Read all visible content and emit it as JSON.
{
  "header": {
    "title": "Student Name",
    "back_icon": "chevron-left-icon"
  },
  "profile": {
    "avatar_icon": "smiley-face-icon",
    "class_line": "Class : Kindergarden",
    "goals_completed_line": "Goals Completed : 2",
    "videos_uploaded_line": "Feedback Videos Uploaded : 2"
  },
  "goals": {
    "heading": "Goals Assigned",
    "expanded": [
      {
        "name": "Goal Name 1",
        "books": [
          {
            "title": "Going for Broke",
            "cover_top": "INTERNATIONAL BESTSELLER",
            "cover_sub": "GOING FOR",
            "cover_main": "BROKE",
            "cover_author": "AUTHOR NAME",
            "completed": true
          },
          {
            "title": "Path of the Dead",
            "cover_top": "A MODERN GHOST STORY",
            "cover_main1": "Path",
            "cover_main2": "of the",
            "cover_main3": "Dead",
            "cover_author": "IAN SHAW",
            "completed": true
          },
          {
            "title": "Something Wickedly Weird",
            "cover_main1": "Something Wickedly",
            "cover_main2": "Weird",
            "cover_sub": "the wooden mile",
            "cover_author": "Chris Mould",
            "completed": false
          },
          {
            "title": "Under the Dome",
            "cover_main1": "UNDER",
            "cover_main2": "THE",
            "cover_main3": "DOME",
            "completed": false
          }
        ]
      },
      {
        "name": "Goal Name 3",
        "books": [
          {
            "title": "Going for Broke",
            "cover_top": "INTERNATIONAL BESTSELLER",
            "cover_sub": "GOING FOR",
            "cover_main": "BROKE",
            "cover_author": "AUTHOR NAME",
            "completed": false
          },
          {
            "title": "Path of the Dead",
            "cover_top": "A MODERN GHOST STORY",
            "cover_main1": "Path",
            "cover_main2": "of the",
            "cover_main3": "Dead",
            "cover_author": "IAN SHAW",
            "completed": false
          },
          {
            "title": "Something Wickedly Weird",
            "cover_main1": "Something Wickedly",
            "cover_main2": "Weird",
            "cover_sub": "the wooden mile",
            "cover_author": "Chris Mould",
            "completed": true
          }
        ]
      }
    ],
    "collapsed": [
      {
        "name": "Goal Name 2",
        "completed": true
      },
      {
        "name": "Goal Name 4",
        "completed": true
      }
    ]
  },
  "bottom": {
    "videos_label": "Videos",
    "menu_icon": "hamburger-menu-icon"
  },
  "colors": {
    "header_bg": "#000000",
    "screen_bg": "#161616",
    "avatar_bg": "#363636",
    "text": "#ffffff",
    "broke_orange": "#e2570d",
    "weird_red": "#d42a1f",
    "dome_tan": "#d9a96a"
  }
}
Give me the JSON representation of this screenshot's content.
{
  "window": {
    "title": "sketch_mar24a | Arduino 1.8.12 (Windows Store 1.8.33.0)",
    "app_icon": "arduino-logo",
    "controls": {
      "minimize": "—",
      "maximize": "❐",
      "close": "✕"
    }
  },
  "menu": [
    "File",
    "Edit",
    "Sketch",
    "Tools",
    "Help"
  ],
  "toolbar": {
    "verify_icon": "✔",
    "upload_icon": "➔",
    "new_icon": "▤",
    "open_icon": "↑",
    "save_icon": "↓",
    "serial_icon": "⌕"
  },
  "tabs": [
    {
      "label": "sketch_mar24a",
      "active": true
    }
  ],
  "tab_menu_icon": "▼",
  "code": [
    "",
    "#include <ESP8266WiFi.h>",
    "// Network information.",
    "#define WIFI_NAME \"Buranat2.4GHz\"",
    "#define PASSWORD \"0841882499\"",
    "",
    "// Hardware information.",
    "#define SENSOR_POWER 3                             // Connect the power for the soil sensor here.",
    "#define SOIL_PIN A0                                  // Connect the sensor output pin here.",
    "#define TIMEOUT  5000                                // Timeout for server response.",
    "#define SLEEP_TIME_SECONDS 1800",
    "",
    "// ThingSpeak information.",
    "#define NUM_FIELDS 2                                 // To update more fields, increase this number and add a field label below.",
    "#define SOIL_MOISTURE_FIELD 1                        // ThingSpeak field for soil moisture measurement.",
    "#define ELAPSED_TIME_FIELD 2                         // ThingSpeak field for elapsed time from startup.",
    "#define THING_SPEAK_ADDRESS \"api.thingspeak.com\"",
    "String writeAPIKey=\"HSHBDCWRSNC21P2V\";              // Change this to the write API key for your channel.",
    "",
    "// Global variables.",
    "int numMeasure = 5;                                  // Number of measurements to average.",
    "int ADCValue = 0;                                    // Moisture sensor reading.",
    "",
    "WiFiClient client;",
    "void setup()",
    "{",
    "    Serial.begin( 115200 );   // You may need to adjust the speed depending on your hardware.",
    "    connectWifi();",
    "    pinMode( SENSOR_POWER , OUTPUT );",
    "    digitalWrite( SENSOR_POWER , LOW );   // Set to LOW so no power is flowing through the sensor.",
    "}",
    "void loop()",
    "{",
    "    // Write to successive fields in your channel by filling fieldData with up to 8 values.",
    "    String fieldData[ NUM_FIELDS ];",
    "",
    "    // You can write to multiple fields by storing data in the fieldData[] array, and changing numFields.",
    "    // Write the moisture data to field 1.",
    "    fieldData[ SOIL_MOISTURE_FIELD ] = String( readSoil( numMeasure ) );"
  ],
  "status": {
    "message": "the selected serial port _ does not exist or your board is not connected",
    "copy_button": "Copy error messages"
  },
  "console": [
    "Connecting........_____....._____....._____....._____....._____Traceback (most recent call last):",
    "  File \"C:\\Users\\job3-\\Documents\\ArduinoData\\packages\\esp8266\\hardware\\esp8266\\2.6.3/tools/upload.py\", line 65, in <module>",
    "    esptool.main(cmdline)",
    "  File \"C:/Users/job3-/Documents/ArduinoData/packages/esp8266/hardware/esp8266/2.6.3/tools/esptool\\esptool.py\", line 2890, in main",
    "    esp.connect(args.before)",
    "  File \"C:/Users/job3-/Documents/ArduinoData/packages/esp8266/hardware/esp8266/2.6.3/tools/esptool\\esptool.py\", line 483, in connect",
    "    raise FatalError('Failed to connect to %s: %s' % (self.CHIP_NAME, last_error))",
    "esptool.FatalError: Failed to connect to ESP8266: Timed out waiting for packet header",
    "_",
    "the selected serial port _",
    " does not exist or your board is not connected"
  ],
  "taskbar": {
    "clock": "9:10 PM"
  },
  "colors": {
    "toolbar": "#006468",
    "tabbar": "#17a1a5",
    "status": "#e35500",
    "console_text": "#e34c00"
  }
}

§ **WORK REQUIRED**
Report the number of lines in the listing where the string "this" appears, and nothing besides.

§ **WRITTEN RESPONSE**
3